Provided records:
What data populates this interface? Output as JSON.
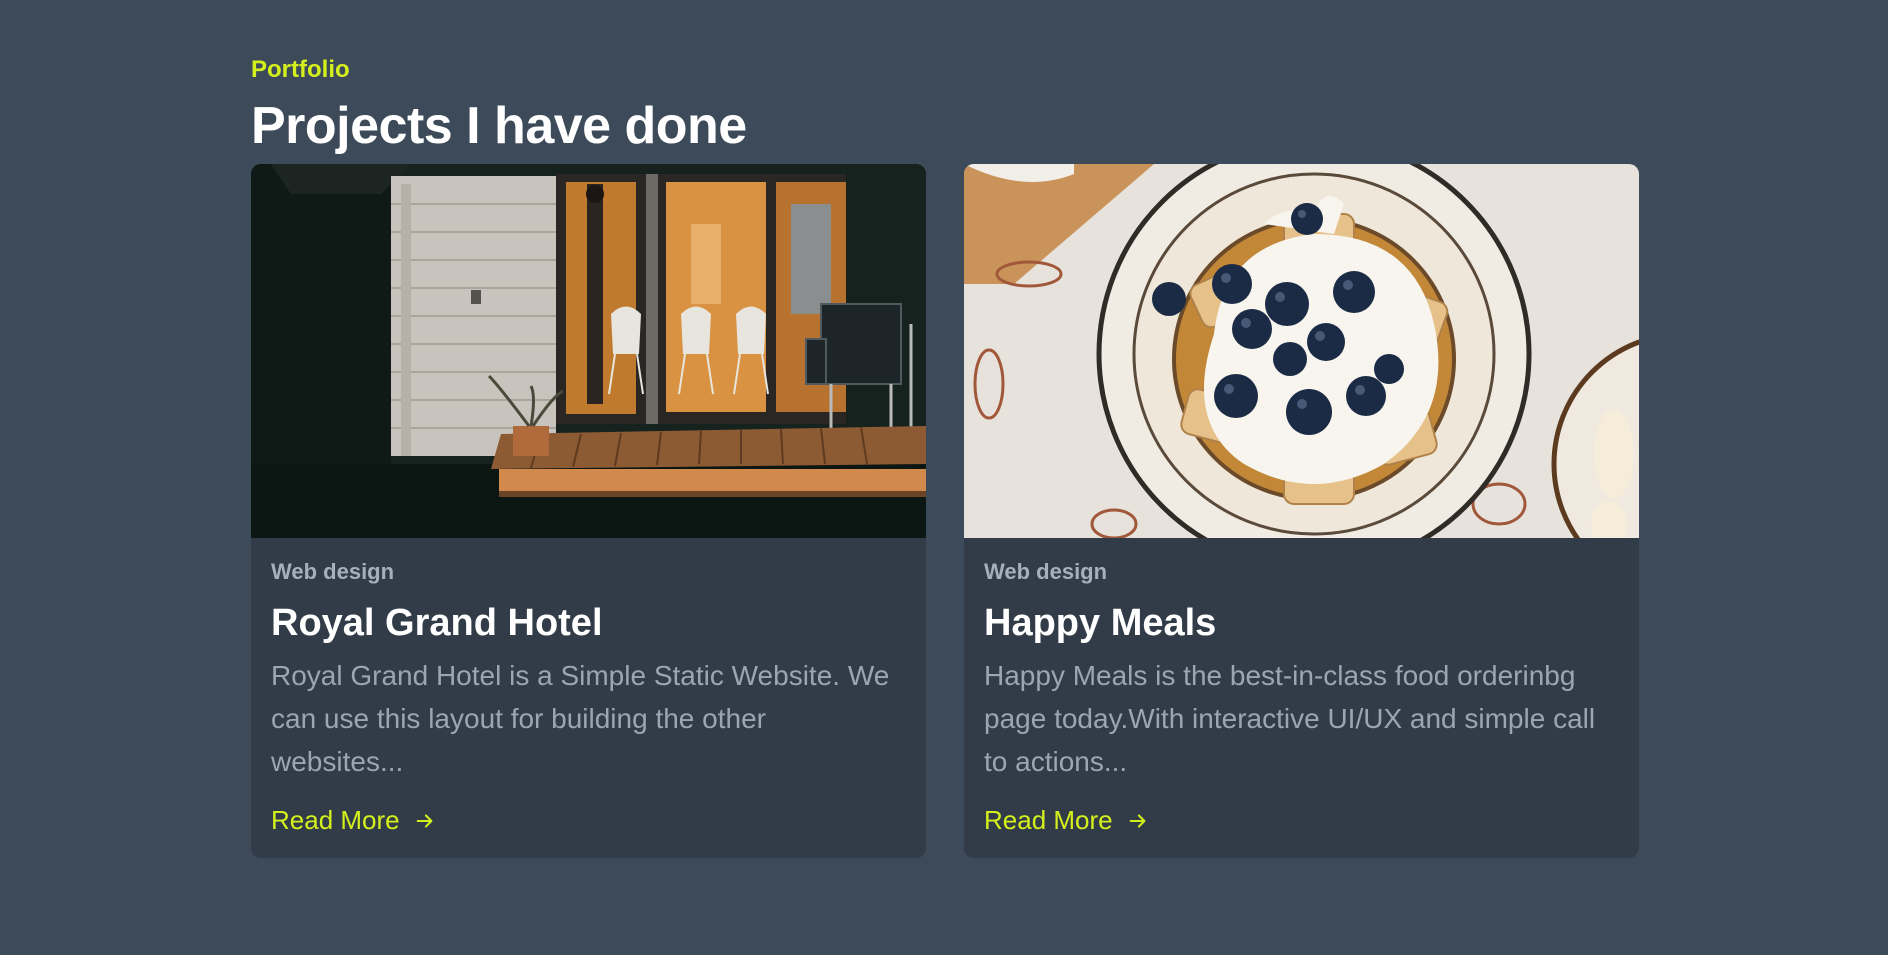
{
  "section": {
    "eyebrow": "Portfolio",
    "heading": "Projects I have done"
  },
  "projects": [
    {
      "image_alt": "Cabin porch at night with lit interior",
      "tag": "Web design",
      "title": "Royal Grand Hotel",
      "description": "Royal Grand Hotel is a Simple Static Website. We can use this layout for building the other websites...",
      "link_label": "Read More",
      "link_icon": "arrow-right-icon"
    },
    {
      "image_alt": "Waffles topped with cream and blueberries on a plate",
      "tag": "Web design",
      "title": "Happy Meals",
      "description": "Happy Meals is the best-in-class food orderinbg page today.With interactive UI/UX and simple call to actions...",
      "link_label": "Read More",
      "link_icon": "arrow-right-icon"
    }
  ],
  "colors": {
    "background": "#3d4a59",
    "card": "#323c48",
    "accent": "#d4f01c",
    "muted_text": "#9aa6b4"
  }
}
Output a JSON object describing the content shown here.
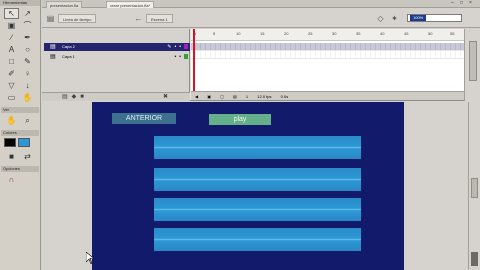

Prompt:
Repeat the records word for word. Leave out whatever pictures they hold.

Expected output:
What data populates this interface? Output as JSON.
{
  "section": {
    "eyebrow": "Portfolio",
    "heading": "Projects I have done"
  },
  "projects": [
    {
      "image_alt": "Cabin porch at night with lit interior",
      "tag": "Web design",
      "title": "Royal Grand Hotel",
      "description": "Royal Grand Hotel is a Simple Static Website. We can use this layout for building the other websites...",
      "link_label": "Read More",
      "link_icon": "arrow-right-icon"
    },
    {
      "image_alt": "Waffles topped with cream and blueberries on a plate",
      "tag": "Web design",
      "title": "Happy Meals",
      "description": "Happy Meals is the best-in-class food orderinbg page today.With interactive UI/UX and simple call to actions...",
      "link_label": "Read More",
      "link_icon": "arrow-right-icon"
    }
  ],
  "colors": {
    "background": "#3d4a59",
    "card": "#323c48",
    "accent": "#d4f01c",
    "muted_text": "#9aa6b4"
  }
}
Output a JSON object describing the content shown here.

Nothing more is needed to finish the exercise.